TASK STATEMENT => The expected response is the entire set of entries, copied exactly.

TASK INPUT =>

################

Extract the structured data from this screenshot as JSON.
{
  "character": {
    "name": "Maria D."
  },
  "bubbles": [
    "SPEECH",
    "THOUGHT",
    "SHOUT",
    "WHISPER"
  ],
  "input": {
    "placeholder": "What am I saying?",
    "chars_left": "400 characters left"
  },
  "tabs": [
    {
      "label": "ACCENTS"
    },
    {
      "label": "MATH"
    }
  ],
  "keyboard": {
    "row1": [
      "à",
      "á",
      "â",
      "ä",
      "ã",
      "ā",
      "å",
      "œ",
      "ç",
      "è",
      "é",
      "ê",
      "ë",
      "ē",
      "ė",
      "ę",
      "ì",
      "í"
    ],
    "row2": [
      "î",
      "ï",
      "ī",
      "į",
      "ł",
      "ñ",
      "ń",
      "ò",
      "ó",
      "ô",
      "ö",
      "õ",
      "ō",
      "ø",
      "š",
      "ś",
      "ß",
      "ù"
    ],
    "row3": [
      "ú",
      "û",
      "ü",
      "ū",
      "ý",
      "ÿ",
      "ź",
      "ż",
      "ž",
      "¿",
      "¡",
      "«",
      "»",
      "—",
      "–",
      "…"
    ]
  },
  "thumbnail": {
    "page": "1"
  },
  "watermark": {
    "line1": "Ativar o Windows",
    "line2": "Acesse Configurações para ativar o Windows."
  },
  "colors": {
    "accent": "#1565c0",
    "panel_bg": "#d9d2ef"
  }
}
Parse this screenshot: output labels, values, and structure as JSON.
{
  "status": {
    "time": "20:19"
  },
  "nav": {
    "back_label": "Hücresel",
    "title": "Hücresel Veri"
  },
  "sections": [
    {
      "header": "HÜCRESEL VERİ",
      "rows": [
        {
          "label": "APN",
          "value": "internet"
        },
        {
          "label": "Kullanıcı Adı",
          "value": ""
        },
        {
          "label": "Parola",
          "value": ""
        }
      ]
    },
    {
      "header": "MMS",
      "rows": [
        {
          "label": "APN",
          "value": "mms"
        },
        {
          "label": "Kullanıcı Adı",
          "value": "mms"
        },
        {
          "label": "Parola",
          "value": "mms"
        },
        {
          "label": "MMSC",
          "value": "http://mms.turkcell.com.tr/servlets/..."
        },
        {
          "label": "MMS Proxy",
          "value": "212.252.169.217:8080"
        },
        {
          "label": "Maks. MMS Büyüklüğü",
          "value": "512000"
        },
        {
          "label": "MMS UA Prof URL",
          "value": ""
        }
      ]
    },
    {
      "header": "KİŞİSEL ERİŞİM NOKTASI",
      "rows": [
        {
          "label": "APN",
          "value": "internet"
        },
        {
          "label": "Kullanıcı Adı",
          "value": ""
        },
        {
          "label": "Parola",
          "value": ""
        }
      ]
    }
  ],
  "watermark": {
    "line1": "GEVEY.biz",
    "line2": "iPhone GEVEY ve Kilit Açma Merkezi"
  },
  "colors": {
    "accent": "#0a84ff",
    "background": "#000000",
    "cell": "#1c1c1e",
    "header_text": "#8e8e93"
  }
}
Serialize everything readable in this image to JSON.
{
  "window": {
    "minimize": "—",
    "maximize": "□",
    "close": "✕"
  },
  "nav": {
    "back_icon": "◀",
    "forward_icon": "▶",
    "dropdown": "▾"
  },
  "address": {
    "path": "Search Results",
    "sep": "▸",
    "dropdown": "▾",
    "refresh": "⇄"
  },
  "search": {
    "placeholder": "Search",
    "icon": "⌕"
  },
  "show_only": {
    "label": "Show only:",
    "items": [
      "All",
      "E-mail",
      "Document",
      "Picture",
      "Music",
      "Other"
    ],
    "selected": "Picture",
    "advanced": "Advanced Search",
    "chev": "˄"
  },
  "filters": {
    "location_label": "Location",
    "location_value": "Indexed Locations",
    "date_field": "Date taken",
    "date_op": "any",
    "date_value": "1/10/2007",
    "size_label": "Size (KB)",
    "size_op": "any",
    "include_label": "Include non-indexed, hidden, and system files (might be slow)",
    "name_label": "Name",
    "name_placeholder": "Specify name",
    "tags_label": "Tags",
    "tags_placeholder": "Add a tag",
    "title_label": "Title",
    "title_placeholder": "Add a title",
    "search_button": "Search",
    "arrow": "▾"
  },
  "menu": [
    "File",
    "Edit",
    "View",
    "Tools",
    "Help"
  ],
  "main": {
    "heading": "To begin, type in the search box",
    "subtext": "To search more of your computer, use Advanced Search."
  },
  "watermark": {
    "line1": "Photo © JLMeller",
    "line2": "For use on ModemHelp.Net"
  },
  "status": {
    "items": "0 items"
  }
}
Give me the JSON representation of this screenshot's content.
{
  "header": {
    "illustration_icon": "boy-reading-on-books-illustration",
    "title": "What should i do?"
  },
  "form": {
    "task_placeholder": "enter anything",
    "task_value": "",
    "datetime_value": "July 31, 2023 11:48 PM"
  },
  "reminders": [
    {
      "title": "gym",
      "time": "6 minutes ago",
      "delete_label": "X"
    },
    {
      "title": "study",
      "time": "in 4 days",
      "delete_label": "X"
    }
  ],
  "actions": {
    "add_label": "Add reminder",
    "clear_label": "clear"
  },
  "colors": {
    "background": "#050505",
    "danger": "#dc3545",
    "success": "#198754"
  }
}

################

EXERCISE OUTPUT =>
Extract the structured data from this screenshot as JSON.
{
  "character": {
    "name": "Maria D."
  },
  "bubbles": [
    "SPEECH",
    "THOUGHT",
    "SHOUT",
    "WHISPER"
  ],
  "input": {
    "placeholder": "What am I saying?",
    "chars_left": "400 characters left"
  },
  "tabs": [
    {
      "label": "ACCENTS"
    },
    {
      "label": "MATH"
    }
  ],
  "keyboard": {
    "row1": [
      "à",
      "á",
      "â",
      "ä",
      "ã",
      "ā",
      "å",
      "œ",
      "ç",
      "è",
      "é",
      "ê",
      "ë",
      "ē",
      "ė",
      "ę",
      "ì",
      "í"
    ],
    "row2": [
      "î",
      "ï",
      "ī",
      "į",
      "ł",
      "ñ",
      "ń",
      "ò",
      "ó",
      "ô",
      "ö",
      "õ",
      "ō",
      "ø",
      "š",
      "ś",
      "ß",
      "ù"
    ],
    "row3": [
      "ú",
      "û",
      "ü",
      "ū",
      "ý",
      "ÿ",
      "ź",
      "ż",
      "ž",
      "¿",
      "¡",
      "«",
      "»",
      "—",
      "–",
      "…"
    ]
  },
  "thumbnail": {
    "page": "1"
  },
  "watermark": {
    "line1": "Ativar o Windows",
    "line2": "Acesse Configurações para ativar o Windows."
  },
  "colors": {
    "accent": "#1565c0",
    "panel_bg": "#d9d2ef"
  }
}
Parse this screenshot: output labels, values, and structure as JSON.
{
  "status": {
    "time": "20:19"
  },
  "nav": {
    "back_label": "Hücresel",
    "title": "Hücresel Veri"
  },
  "sections": [
    {
      "header": "HÜCRESEL VERİ",
      "rows": [
        {
          "label": "APN",
          "value": "internet"
        },
        {
          "label": "Kullanıcı Adı",
          "value": ""
        },
        {
          "label": "Parola",
          "value": ""
        }
      ]
    },
    {
      "header": "MMS",
      "rows": [
        {
          "label": "APN",
          "value": "mms"
        },
        {
          "label": "Kullanıcı Adı",
          "value": "mms"
        },
        {
          "label": "Parola",
          "value": "mms"
        },
        {
          "label": "MMSC",
          "value": "http://mms.turkcell.com.tr/servlets/..."
        },
        {
          "label": "MMS Proxy",
          "value": "212.252.169.217:8080"
        },
        {
          "label": "Maks. MMS Büyüklüğü",
          "value": "512000"
        },
        {
          "label": "MMS UA Prof URL",
          "value": ""
        }
      ]
    },
    {
      "header": "KİŞİSEL ERİŞİM NOKTASI",
      "rows": [
        {
          "label": "APN",
          "value": "internet"
        },
        {
          "label": "Kullanıcı Adı",
          "value": ""
        },
        {
          "label": "Parola",
          "value": ""
        }
      ]
    }
  ],
  "watermark": {
    "line1": "GEVEY.biz",
    "line2": "iPhone GEVEY ve Kilit Açma Merkezi"
  },
  "colors": {
    "accent": "#0a84ff",
    "background": "#000000",
    "cell": "#1c1c1e",
    "header_text": "#8e8e93"
  }
}
Serialize everything readable in this image to JSON.
{
  "window": {
    "minimize": "—",
    "maximize": "□",
    "close": "✕"
  },
  "nav": {
    "back_icon": "◀",
    "forward_icon": "▶",
    "dropdown": "▾"
  },
  "address": {
    "path": "Search Results",
    "sep": "▸",
    "dropdown": "▾",
    "refresh": "⇄"
  },
  "search": {
    "placeholder": "Search",
    "icon": "⌕"
  },
  "show_only": {
    "label": "Show only:",
    "items": [
      "All",
      "E-mail",
      "Document",
      "Picture",
      "Music",
      "Other"
    ],
    "selected": "Picture",
    "advanced": "Advanced Search",
    "chev": "˄"
  },
  "filters": {
    "location_label": "Location",
    "location_value": "Indexed Locations",
    "date_field": "Date taken",
    "date_op": "any",
    "date_value": "1/10/2007",
    "size_label": "Size (KB)",
    "size_op": "any",
    "include_label": "Include non-indexed, hidden, and system files (might be slow)",
    "name_label": "Name",
    "name_placeholder": "Specify name",
    "tags_label": "Tags",
    "tags_placeholder": "Add a tag",
    "title_label": "Title",
    "title_placeholder": "Add a title",
    "search_button": "Search",
    "arrow": "▾"
  },
  "menu": [
    "File",
    "Edit",
    "View",
    "Tools",
    "Help"
  ],
  "main": {
    "heading": "To begin, type in the search box",
    "subtext": "To search more of your computer, use Advanced Search."
  },
  "watermark": {
    "line1": "Photo © JLMeller",
    "line2": "For use on ModemHelp.Net"
  },
  "status": {
    "items": "0 items"
  }
}
Give me the JSON representation of this screenshot's content.
{
  "header": {
    "illustration_icon": "boy-reading-on-books-illustration",
    "title": "What should i do?"
  },
  "form": {
    "task_placeholder": "enter anything",
    "task_value": "",
    "datetime_value": "July 31, 2023 11:48 PM"
  },
  "reminders": [
    {
      "title": "gym",
      "time": "6 minutes ago",
      "delete_label": "X"
    },
    {
      "title": "study",
      "time": "in 4 days",
      "delete_label": "X"
    }
  ],
  "actions": {
    "add_label": "Add reminder",
    "clear_label": "clear"
  },
  "colors": {
    "background": "#050505",
    "danger": "#dc3545",
    "success": "#198754"
  }
}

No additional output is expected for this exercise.